This got me thinking about how kids aren’t the only ones who need some sort of recognition that they are doing well. Sometimes as parents we need some encouragement or a “prize” to feel appreciated and keep us going. After all aren”t we by the very definition of being a parent super heroes? Don’t we deserve some recognition of our hard work? Everyone needs to hear that they are doing well and that they are appreciated. The trick as parents is to read between the lines to hear the appreciation. But sometimes we need to hear it loud and clear. And like my sons’ super hero club where they basically toot their own horn about how great they are, there is no reason that as adults we shouldn’t sing our own praises, why wait for outside recognition when we are quite capable of giving it to ourselves. Yes its true you can praise yourself, you just may need a little practice since in this society we are socialized to wait for praise, even strive for praise outside of ourselves instead of giving ourselves what we need.

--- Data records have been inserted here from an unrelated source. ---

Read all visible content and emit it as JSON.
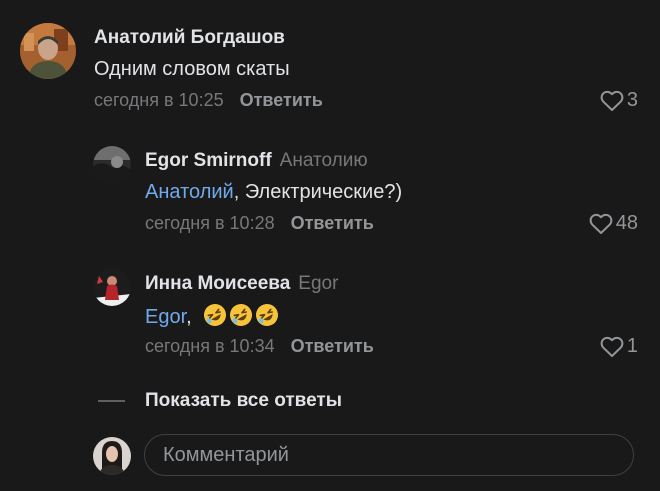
{
  "comments": [
    {
      "author": "Анатолий Богдашов",
      "reply_to": "",
      "mention": "",
      "text": "Одним словом скаты",
      "time": "сегодня в 10:25",
      "reply_label": "Ответить",
      "likes": "3",
      "avatar_icon": "avatar-photo-man-outdoor"
    },
    {
      "author": "Egor Smirnoff",
      "reply_to": "Анатолию",
      "mention": "Анатолий",
      "text": ", Электрические?)",
      "time": "сегодня в 10:28",
      "reply_label": "Ответить",
      "likes": "48",
      "avatar_icon": "avatar-photo-dark"
    },
    {
      "author": "Инна Моисеева",
      "reply_to": "Egor",
      "mention": "Egor",
      "text": ",",
      "emojis": [
        "rolling-on-floor-laughing",
        "rolling-on-floor-laughing",
        "rolling-on-floor-laughing"
      ],
      "time": "сегодня в 10:34",
      "reply_label": "Ответить",
      "likes": "1",
      "avatar_icon": "avatar-photo-woman-red"
    }
  ],
  "show_all_replies": "Показать все ответы",
  "composer": {
    "placeholder": "Комментарий",
    "avatar_icon": "avatar-photo-current-user"
  },
  "colors": {
    "background": "#19191a",
    "text": "#e1e3e6",
    "secondary": "#76787a",
    "link": "#71aaeb"
  }
}
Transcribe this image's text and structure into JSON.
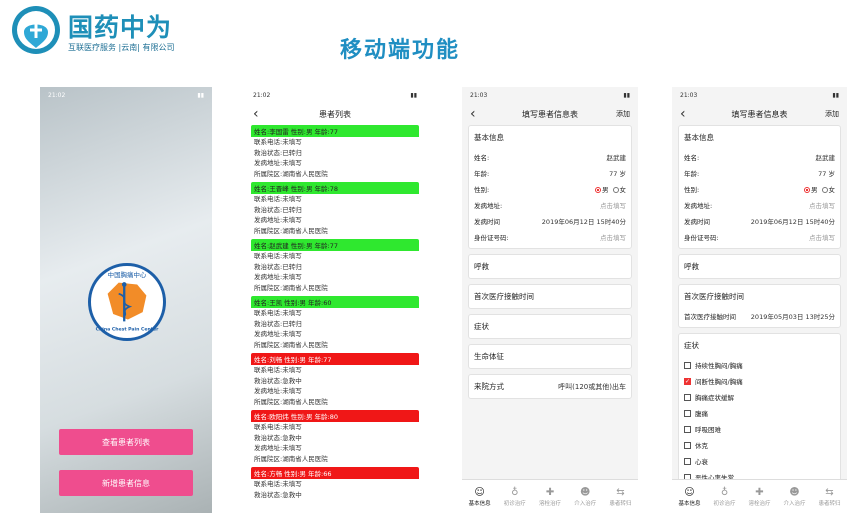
{
  "brand": {
    "name": "国药中为",
    "tagline": "互联医疗服务 |云南| 有限公司"
  },
  "headline": "移动端功能",
  "colors": {
    "brand_blue": "#1f8ec2",
    "pink": "#ef4d8e",
    "green_header": "#2fe82f",
    "red_header": "#f01717"
  },
  "splash": {
    "time": "21:02",
    "logo_text": "中国胸痛中心",
    "logo_text_en": "China Chest Pain Center",
    "btn_list": "查看患者列表",
    "btn_add": "新增患者信息"
  },
  "list": {
    "time": "21:02",
    "title": "患者列表",
    "patients": [
      {
        "header": "姓名:李国雷 性别:男 年龄:77",
        "status": "green",
        "phone": "联系电话:未填写",
        "rescue": "救治状态:已转归",
        "addr": "发病地址:未填写",
        "hospital": "所属院区:湖南省人民医院"
      },
      {
        "header": "姓名:王晋峰 性别:男 年龄:78",
        "status": "green",
        "phone": "联系电话:未填写",
        "rescue": "救治状态:已转归",
        "addr": "发病地址:未填写",
        "hospital": "所属院区:湖南省人民医院"
      },
      {
        "header": "姓名:赵武建 性别:男 年龄:77",
        "status": "green",
        "phone": "联系电话:未填写",
        "rescue": "救治状态:已转归",
        "addr": "发病地址:未填写",
        "hospital": "所属院区:湖南省人民医院"
      },
      {
        "header": "姓名:王凯 性别:男 年龄:60",
        "status": "green",
        "phone": "联系电话:未填写",
        "rescue": "救治状态:已转归",
        "addr": "发病地址:未填写",
        "hospital": "所属院区:湖南省人民医院"
      },
      {
        "header": "姓名:刘畅 性别:男 年龄:77",
        "status": "red",
        "phone": "联系电话:未填写",
        "rescue": "救治状态:急救中",
        "addr": "发病地址:未填写",
        "hospital": "所属院区:湖南省人民医院"
      },
      {
        "header": "姓名:欧阳炜 性别:男 年龄:80",
        "status": "red",
        "phone": "联系电话:未填写",
        "rescue": "救治状态:急救中",
        "addr": "发病地址:未填写",
        "hospital": "所属院区:湖南省人民医院"
      },
      {
        "header": "姓名:方畅 性别:男 年龄:66",
        "status": "red",
        "phone": "联系电话:未填写",
        "rescue": "救治状态:急救中",
        "addr": "",
        "hospital": ""
      }
    ]
  },
  "form1": {
    "time": "21:03",
    "title": "填写患者信息表",
    "add": "添加",
    "basic": "基本信息",
    "name_label": "姓名:",
    "name_value": "赵武建",
    "age_label": "年龄:",
    "age_value": "77 岁",
    "sex_label": "性别:",
    "male": "男",
    "female": "女",
    "addr_label": "发病地址:",
    "addr_hint": "点击填写",
    "time_label": "发病时间",
    "time_value": "2019年06月12日 15时40分",
    "id_label": "身份证号码:",
    "id_hint": "点击填写",
    "sections": [
      "呼救",
      "首次医疗接触时间",
      "症状",
      "生命体征"
    ],
    "arrival_label": "来院方式",
    "arrival_value": "呼叫(120或其他)出车"
  },
  "form2": {
    "time": "21:03",
    "title": "填写患者信息表",
    "add": "添加",
    "basic": "基本信息",
    "name_label": "姓名:",
    "name_value": "赵武建",
    "age_label": "年龄:",
    "age_value": "77 岁",
    "sex_label": "性别:",
    "male": "男",
    "female": "女",
    "addr_label": "发病地址:",
    "addr_hint": "点击填写",
    "time_label": "发病时间",
    "time_value": "2019年06月12日 15时40分",
    "id_label": "身份证号码:",
    "id_hint": "点击填写",
    "call": "呼救",
    "fmc": "首次医疗接触时间",
    "fmc_label": "首次医疗接触时间",
    "fmc_value": "2019年05月03日 13时25分",
    "symptom": "症状",
    "symptoms": [
      {
        "label": "持续性胸闷/胸痛",
        "checked": false
      },
      {
        "label": "间断性胸闷/胸痛",
        "checked": true
      },
      {
        "label": "胸痛症状缓解",
        "checked": false
      },
      {
        "label": "腹痛",
        "checked": false
      },
      {
        "label": "呼吸困难",
        "checked": false
      },
      {
        "label": "休克",
        "checked": false
      },
      {
        "label": "心衰",
        "checked": false
      },
      {
        "label": "恶性心率失常",
        "checked": false
      }
    ]
  },
  "tabs": [
    {
      "label": "基本信息",
      "icon": "person-icon"
    },
    {
      "label": "初诊治疗",
      "icon": "stethoscope-icon"
    },
    {
      "label": "溶栓治疗",
      "icon": "kit-icon"
    },
    {
      "label": "介入治疗",
      "icon": "doctor-icon"
    },
    {
      "label": "患者转归",
      "icon": "transfer-icon"
    }
  ]
}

So today I invite you to announce to the world what you deserve recognition for as a parent. No need to be shy. What have you done well that you are proud of? I know its hard, perhaps even out of the ordinary for some of you to sing your own praises. To give you a little encouragement, I will send a special gift MP3 of The Inspired Parent Affirmation Meditation to your inbox to every parent who joins in and announces at least one thing to the world that makes you a superhero parent (note this is a one time thing, you will not be signed up for our monthly newsletter or list automatically, but you are welcome to do so by filling out the form in the top right corner if it calls to you!). Take the chance now and share with others your proud moments.
“Play is the only way the highest intelligence of humankind can unfold.”
Joseph Chilton Pearce
When is the last time you played? I don’t mean a game on your phone or something like that, I mean played like when you were a child. Not just going through the motions with your child, while you think of the one million things you have to do (yes we all do it) . Playing for playing sake. Letting yourself go into the play and getting lost in the silliness, the moment, the imagination of it all.
Parents need to play too, We need to enjoy life and allow ourselves to be silly not just with our kids but with the whole wide world! Allow yourself to laugh a great big belly laugh. Do it now! It’s good for you! We don’t need to take ourselves so seriously all the time.
Have you gotten into a rut with all work and no play?
Find your muse and let him or her take you on a wild, silly, playful adventure today even if just for a few minutes.
Finding it hard to get your play on? Need some inspiration?
So mommies (and daddies) it’s been almost a week since you were reminded about the stupendous job you do as a parent via mothers day celebrations. Did you take it all in. Did you feel the gratitude. Did you give gratitude to your self and your efforts as a parent?
You know you have been entrusted with one of the most important jobs on this planet. To nurture and guide children on this complicated planet of ours.